BEGIN RECORDS SHOWN

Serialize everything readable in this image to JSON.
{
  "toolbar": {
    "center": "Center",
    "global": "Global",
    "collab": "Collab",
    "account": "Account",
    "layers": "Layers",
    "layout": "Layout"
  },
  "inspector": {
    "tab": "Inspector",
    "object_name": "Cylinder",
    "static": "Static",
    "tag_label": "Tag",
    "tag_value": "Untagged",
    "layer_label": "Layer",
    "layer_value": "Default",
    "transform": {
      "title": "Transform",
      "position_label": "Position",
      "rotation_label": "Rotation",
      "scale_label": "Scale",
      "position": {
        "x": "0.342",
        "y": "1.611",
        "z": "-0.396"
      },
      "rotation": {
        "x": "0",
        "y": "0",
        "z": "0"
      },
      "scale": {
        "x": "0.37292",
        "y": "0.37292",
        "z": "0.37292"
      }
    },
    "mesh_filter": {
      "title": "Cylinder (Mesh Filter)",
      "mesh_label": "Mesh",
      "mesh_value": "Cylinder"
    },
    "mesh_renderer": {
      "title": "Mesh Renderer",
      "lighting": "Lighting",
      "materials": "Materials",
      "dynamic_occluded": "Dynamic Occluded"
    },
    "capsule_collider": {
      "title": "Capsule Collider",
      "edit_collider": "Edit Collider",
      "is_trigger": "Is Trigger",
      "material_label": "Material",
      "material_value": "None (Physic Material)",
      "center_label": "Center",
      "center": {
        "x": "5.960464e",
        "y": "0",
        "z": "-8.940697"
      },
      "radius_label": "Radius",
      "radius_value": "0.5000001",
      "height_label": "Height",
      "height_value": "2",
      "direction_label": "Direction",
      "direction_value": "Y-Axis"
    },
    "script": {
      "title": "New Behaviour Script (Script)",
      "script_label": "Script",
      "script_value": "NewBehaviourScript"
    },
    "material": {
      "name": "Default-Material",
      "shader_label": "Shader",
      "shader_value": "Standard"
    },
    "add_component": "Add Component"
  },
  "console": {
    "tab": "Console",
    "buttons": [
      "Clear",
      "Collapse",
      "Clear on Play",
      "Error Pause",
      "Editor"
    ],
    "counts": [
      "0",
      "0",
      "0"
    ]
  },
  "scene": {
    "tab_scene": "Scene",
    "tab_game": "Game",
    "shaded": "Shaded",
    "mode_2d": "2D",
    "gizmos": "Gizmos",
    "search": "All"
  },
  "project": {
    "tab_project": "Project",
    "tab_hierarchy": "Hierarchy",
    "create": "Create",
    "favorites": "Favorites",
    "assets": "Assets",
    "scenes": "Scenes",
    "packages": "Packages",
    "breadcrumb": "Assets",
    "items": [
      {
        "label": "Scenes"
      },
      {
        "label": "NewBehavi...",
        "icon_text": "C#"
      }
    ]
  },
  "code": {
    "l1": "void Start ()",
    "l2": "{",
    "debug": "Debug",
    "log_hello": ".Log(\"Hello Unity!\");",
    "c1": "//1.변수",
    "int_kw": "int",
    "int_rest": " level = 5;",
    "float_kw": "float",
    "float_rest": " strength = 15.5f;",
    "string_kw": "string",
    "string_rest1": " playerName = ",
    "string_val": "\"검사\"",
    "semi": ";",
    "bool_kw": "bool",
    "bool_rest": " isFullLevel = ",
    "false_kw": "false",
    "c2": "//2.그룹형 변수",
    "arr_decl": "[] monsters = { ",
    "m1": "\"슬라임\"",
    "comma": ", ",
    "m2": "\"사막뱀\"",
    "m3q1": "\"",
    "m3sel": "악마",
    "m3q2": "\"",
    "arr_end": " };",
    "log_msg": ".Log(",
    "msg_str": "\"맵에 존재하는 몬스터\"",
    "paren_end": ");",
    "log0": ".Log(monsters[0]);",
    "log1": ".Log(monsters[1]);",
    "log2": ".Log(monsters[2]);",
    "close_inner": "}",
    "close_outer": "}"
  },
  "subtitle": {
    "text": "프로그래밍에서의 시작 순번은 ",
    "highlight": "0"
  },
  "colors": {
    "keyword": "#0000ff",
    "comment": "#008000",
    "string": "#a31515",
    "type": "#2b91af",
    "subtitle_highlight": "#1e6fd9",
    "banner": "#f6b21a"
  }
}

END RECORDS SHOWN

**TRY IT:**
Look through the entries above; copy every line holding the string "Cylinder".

**TASK RESULT:**
    "object_name": "Cylinder",
      "title": "Cylinder (Mesh Filter)",
      "mesh_value": "Cylinder"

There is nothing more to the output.